# YOUR GOAL:
Each line with the word "n幻灯片" must appear in the answer, copied from the records.

# MATERIAL FOR THE TASK:
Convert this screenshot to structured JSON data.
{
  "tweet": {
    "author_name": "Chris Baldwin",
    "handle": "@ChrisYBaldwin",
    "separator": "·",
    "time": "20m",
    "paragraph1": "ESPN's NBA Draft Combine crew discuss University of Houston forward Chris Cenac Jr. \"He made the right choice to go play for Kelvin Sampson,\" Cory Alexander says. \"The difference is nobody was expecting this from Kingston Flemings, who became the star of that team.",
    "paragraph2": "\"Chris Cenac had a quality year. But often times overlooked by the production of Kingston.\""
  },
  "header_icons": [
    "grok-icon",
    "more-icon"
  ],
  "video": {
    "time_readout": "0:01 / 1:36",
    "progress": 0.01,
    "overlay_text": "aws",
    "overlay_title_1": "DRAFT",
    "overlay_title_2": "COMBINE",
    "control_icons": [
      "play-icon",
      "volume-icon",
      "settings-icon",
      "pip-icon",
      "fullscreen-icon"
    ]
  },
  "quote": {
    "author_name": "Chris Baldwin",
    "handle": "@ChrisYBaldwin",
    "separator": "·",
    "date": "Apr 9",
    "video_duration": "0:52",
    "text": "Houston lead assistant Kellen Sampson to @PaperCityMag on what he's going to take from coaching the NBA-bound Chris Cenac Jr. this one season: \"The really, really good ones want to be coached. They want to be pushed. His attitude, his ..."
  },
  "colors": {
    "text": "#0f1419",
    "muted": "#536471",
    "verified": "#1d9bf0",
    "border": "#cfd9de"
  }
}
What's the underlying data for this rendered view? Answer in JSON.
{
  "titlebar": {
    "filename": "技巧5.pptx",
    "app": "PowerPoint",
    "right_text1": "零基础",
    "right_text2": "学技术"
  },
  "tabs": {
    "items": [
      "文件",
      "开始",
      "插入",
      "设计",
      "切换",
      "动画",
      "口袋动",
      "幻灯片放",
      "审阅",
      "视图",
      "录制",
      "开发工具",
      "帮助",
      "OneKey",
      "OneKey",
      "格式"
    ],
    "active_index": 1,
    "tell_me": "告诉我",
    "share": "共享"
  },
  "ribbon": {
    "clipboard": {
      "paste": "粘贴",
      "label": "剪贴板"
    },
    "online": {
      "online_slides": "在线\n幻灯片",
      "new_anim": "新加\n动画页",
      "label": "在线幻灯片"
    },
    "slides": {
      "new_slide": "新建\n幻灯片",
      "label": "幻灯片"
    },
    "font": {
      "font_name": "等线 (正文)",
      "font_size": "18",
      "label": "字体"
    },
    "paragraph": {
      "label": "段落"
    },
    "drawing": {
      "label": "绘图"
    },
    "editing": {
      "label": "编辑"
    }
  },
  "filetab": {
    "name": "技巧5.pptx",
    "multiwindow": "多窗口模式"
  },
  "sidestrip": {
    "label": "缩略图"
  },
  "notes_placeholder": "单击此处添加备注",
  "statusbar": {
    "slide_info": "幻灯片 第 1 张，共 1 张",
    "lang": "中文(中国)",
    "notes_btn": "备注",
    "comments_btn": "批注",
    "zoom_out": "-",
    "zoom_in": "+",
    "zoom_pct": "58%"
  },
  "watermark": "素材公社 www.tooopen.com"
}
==
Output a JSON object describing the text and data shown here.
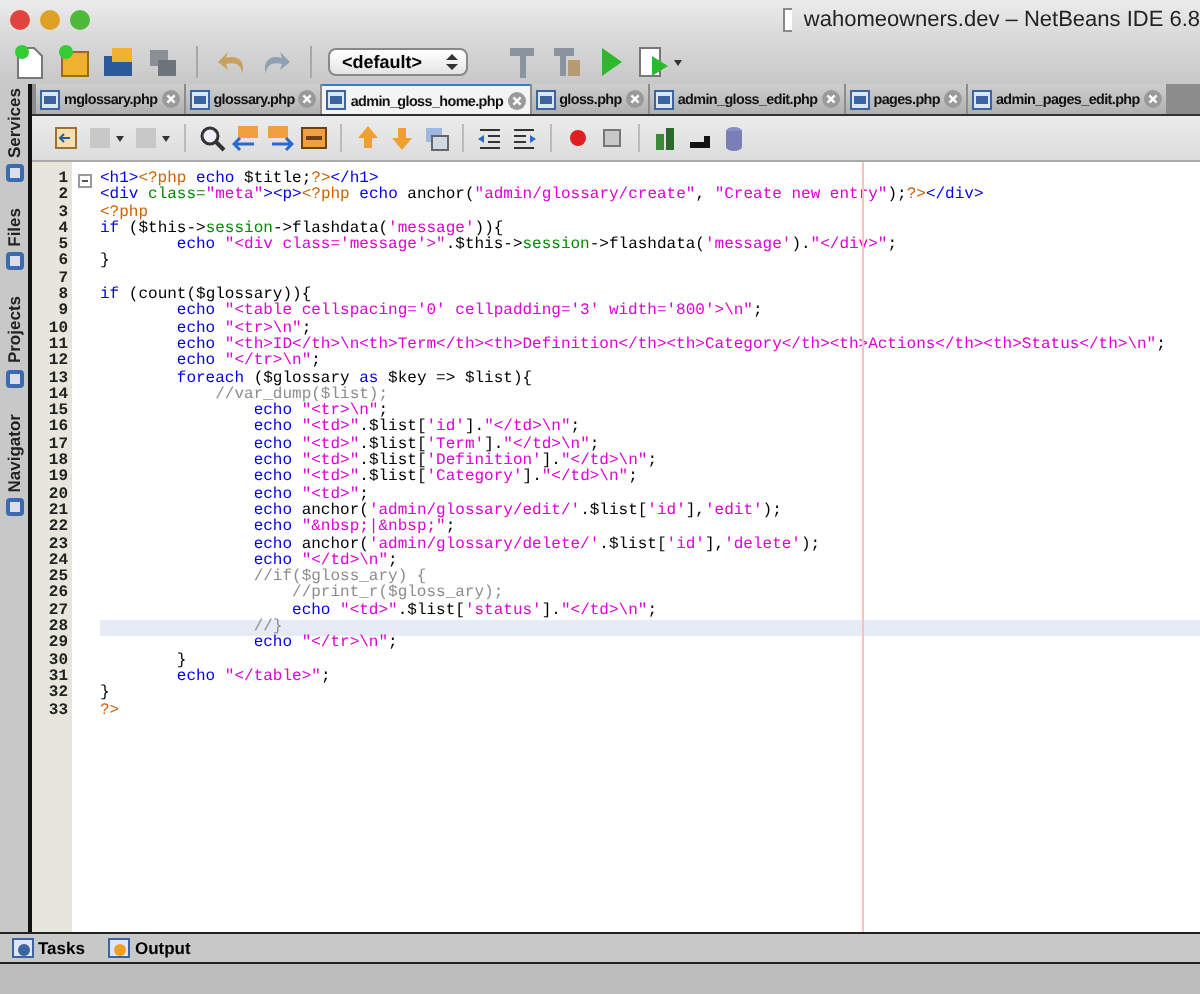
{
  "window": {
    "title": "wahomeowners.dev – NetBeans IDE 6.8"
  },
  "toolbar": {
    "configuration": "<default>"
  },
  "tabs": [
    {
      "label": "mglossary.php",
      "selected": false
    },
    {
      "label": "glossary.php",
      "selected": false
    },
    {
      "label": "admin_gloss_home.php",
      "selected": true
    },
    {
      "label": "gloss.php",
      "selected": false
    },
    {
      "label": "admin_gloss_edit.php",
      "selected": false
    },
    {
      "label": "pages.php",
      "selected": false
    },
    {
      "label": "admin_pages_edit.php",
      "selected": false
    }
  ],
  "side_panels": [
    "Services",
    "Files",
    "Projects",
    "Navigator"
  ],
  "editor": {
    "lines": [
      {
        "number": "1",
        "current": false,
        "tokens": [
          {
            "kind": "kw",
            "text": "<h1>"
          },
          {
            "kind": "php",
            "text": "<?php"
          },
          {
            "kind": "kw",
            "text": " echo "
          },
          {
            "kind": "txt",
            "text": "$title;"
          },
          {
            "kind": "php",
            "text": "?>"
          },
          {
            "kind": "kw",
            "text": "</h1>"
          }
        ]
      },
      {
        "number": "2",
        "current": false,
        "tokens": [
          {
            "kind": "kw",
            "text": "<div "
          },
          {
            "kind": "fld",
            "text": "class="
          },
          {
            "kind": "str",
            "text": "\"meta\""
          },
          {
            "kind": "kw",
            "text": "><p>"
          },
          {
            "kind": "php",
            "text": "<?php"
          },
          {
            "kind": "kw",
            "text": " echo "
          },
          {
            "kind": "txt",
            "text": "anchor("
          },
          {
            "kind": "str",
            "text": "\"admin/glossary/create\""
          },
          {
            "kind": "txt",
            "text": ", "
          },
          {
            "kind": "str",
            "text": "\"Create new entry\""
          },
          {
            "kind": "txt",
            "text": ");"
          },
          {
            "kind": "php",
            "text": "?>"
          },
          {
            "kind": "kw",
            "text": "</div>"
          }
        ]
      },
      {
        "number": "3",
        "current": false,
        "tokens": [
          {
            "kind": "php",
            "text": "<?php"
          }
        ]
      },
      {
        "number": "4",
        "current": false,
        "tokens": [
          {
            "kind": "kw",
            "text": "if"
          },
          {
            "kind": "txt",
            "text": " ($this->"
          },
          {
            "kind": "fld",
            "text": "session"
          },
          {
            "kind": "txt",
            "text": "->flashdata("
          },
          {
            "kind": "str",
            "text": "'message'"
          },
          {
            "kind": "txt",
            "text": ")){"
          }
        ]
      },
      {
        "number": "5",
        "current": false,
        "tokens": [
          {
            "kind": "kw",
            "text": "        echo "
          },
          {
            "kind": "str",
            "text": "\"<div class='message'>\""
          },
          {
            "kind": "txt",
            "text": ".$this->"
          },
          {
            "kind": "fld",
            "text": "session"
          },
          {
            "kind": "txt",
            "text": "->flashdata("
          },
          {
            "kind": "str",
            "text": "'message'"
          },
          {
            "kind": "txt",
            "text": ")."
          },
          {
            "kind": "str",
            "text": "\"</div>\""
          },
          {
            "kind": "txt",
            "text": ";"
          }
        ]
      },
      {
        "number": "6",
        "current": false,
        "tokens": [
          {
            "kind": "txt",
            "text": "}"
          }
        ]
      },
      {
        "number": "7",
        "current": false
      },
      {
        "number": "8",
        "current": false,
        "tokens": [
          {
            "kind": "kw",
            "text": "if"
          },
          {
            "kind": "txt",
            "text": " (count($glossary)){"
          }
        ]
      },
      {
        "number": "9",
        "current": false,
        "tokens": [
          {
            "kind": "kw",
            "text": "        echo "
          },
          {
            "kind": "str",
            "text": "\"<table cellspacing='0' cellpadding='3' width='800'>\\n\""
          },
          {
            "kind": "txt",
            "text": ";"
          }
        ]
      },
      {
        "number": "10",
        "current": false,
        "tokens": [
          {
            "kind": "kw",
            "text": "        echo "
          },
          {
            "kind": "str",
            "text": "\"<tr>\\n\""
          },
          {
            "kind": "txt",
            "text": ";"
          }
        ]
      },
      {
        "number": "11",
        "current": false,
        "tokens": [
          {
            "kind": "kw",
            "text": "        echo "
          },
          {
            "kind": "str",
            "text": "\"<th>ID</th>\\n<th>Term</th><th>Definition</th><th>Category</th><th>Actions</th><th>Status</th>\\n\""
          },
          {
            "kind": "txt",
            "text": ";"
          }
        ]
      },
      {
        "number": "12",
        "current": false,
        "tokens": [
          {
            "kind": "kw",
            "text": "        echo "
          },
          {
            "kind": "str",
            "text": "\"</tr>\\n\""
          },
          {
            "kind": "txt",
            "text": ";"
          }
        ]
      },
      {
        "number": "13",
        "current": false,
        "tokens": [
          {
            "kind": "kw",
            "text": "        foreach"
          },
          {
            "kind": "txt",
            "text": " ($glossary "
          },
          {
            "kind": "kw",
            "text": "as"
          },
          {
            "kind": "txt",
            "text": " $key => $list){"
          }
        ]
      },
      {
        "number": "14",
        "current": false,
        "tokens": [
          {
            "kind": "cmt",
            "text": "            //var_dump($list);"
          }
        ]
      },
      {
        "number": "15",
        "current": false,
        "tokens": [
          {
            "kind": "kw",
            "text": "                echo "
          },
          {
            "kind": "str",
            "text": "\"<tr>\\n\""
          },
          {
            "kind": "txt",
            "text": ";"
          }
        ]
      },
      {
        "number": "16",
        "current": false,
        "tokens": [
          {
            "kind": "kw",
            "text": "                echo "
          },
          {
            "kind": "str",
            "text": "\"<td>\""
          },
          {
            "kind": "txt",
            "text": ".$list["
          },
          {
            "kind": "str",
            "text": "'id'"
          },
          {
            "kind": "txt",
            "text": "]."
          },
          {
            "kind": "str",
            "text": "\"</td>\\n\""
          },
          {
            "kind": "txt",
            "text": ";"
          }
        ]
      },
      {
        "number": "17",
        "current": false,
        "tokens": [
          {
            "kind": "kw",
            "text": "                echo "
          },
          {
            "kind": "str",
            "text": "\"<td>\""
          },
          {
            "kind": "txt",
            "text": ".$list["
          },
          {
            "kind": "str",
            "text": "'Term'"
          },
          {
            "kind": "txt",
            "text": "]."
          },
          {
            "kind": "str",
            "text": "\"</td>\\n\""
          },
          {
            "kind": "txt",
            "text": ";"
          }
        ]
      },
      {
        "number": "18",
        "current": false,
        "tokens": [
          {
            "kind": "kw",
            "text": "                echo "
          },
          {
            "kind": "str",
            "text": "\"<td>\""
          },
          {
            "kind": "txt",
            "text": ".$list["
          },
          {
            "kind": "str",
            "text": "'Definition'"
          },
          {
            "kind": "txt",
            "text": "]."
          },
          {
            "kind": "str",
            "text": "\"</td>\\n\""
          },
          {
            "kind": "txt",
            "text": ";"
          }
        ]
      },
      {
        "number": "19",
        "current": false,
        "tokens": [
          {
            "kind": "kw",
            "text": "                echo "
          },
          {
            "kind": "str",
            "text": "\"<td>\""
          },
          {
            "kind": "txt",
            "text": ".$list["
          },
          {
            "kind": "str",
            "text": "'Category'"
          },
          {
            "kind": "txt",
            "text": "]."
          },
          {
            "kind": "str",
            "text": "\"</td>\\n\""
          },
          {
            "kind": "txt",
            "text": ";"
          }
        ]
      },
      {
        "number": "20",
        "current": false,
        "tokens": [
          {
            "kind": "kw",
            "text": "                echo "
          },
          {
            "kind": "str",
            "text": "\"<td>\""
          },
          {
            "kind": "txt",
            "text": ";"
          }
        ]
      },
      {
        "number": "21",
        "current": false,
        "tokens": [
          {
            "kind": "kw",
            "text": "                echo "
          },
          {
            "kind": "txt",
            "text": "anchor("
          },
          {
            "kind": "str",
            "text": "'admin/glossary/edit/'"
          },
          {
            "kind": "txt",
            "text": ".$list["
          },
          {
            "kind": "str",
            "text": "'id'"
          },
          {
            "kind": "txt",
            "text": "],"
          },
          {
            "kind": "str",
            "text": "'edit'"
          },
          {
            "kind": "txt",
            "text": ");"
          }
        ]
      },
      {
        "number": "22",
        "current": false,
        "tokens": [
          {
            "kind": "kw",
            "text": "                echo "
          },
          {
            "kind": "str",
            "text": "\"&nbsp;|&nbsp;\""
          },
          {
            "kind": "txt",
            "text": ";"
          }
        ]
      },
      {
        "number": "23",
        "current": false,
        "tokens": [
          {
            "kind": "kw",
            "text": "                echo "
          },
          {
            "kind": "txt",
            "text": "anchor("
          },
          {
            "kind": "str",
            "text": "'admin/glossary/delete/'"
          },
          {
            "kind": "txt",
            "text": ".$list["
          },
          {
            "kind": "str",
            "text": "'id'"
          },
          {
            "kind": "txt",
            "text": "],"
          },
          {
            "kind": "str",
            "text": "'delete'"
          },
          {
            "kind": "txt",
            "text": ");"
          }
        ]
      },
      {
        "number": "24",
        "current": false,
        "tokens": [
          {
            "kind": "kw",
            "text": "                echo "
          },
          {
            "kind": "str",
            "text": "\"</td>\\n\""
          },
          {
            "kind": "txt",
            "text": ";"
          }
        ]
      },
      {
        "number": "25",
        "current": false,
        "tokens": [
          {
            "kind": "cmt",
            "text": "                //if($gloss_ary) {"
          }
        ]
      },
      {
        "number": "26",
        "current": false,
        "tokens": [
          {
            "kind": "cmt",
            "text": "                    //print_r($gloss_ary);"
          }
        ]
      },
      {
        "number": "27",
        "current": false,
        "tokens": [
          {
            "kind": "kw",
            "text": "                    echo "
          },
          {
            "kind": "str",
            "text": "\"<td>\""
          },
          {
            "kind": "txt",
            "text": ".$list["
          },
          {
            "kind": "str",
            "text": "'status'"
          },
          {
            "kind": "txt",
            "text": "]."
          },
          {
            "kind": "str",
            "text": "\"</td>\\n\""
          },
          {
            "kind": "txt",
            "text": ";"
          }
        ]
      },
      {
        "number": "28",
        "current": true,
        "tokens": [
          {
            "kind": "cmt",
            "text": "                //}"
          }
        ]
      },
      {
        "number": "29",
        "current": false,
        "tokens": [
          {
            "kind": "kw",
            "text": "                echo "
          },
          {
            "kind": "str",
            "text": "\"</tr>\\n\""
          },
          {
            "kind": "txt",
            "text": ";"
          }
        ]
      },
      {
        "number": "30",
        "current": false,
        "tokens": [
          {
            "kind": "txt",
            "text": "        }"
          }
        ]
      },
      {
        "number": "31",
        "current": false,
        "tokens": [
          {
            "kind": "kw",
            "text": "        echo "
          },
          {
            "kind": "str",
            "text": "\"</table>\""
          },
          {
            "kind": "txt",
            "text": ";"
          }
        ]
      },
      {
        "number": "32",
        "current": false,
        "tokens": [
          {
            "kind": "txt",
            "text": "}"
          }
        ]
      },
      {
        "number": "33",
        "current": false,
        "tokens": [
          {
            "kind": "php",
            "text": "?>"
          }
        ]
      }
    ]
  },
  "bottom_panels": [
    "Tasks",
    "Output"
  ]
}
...
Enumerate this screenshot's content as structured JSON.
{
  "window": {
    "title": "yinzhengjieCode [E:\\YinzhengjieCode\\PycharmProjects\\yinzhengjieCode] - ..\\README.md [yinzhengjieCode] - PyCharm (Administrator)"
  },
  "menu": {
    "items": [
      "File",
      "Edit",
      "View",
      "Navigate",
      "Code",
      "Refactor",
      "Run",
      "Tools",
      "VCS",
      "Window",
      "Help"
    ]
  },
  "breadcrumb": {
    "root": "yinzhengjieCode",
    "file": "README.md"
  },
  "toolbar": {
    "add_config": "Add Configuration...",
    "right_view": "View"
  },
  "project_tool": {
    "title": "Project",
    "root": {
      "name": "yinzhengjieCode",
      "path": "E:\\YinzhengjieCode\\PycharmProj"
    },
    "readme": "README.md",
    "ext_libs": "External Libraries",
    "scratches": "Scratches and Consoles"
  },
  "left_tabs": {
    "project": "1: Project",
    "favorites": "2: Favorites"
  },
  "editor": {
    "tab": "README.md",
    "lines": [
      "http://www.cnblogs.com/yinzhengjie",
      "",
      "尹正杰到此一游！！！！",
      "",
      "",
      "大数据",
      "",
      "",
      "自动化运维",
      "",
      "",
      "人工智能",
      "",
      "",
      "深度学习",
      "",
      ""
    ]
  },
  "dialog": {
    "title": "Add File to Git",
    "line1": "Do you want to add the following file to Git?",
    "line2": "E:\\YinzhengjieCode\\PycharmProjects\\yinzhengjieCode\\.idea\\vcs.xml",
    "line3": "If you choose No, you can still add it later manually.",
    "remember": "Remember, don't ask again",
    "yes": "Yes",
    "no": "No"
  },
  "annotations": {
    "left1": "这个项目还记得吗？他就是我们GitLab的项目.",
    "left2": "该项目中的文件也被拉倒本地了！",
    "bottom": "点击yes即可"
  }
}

# RESULT FOR THIS EXERCISE:
      "online_slides": "在线\n幻灯片",
      "new_slide": "新建\n幻灯片",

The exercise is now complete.